by Chris Bodenner
A reader writes:
Regardless of my views on the moral or evolutionary arguments, I was struck by the egocentrism and entitlement in your reader's post about his wife's changed sexual responses. I certainly empathize with his frustration, but the reality is that his wife bore the burden of birth control, and the physical consequences of that choice. Now she's faced with the possibility of a lifetime of painful and/or unsatisfying sex. His "getting it elsewhere" would mean she bears that burden on her own, too.
She likely thinks about and wants satisfying sex, too; but she doesn't have the option of exploring less "laborious" pastures.
Non-monogamy increases the stereotypical gender gaps - the female is responsible for the childbearing - and "suffers" all of the ramifications of that - before (risking her health with birth control choices), during (obviously it's all on her), and after birth (not only in changes to her body's physical "beauty" as defined by cultural norms, but in this case - and many - in terms of her sexual responsiveness, as well). Meanwhile, the male continues on his merry way, physically un-impacted by the whole inconvenient biological process of adding to his family - looks intact, health intact, sex drive intact.
Men cannot, physiologically, share all of this "burden" with their partners, but at least in a monogamous relationship they're committed to sharing some of the emotional and relational ramifications. I think it's naive to believe that a "temporary" extra-relational sexual encounter - that was satisfying and fun - would not lead to increased dissatisfaction with the current state of the marriage. I think we can just look to all of the affairs that lead to divorces and new marriages to recognize the enticement of a new and exciting relationship.
And, would most men honestly think it was OK if their wives found sexual satisfaction elsewhere if THEY were the ones whose sex drive/ability had changed (ex. as a result of injury or illness)? And if not, why not? What would they want from their wives in this situation? Perhaps if they reflected on a "shoe on the other foot" scenario, they'd be less likely to bemoan their "entitlement" to good sex.

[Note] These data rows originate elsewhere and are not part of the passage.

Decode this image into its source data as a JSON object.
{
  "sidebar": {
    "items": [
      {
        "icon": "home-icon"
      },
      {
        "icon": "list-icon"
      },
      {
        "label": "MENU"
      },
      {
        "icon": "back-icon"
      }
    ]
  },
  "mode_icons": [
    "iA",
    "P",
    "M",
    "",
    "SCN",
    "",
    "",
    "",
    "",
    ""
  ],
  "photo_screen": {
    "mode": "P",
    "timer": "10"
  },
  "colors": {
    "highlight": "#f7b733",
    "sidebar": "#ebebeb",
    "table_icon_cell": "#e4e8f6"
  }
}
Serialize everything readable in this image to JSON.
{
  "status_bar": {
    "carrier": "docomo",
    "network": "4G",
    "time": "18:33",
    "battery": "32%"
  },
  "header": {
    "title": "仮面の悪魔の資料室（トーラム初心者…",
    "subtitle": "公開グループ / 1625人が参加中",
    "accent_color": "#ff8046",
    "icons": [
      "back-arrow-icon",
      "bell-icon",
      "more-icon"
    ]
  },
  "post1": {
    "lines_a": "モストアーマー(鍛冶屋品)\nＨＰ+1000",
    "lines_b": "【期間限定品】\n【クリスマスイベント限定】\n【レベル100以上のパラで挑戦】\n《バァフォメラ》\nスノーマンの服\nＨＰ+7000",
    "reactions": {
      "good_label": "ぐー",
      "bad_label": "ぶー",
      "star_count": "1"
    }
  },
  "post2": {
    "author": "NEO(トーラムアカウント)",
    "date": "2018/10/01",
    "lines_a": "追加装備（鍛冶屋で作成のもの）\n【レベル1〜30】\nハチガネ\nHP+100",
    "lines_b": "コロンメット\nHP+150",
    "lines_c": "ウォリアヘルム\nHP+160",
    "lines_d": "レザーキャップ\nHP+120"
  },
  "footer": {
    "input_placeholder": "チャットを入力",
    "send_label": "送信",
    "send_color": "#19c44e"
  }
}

Monogamy takes work and commitment, and sometimes sacrifice. And, I would suggest that relationships in which each partner knows that the other willingly and lovingly accepts them as they are (that whole sickness and health thing!), and is eager to work within the relationship to create happiness and satisfaction (sexual and otherwise) for both of them are the most stable and joy-filled over the long run.
Your reader feels like a demon (I truly sympathize with his desires and his guilt), and I'd wager that his wife feels guilty and inadequate for her inability to satisfy her husband. These are two people who are hurting, and it is sad for both of them. I hardly think, though, that non-monogamy would resolve those negative emotions for either of them - perhaps replace them with other negative feelings.
Monogamy should not mean let's stay together and exclusive no matter how miserable we are. The power and grace of monogamy is realized when both partners are committed to finding ways to overcome that misery WITHIN the relationship - when they actively and creatively work TOGETHER through the inevitable small and big crises that are a part of life.
I don't think your reader's fantasies of non-monogamy in any way help him improve his marriage; and I definitely don't think acting on those fantasies would be helpful, either. I hope - for his sake, his wife's, and his son's - that he and his wife can work together to develop a satisfying sex life within their marriage, and that their relationship becomes stronger and more joyful and fulfilling - not just because of improved sex, but because they experience the shared satisfaction and pride in knowing they defied the odds and made monogamy really work.
Many excellent points. But I should point out one key detail from the previous reader: he and his wife were already on the edge of divorce before he even considered non-monogamy. So perhaps some sort of open arrangement could salvage the marriage if it gets close to divorce again. (Then again, such an arrangement could make a inevitable divorce that much more painful and spiteful, particularly now that there is a kid in the picture.)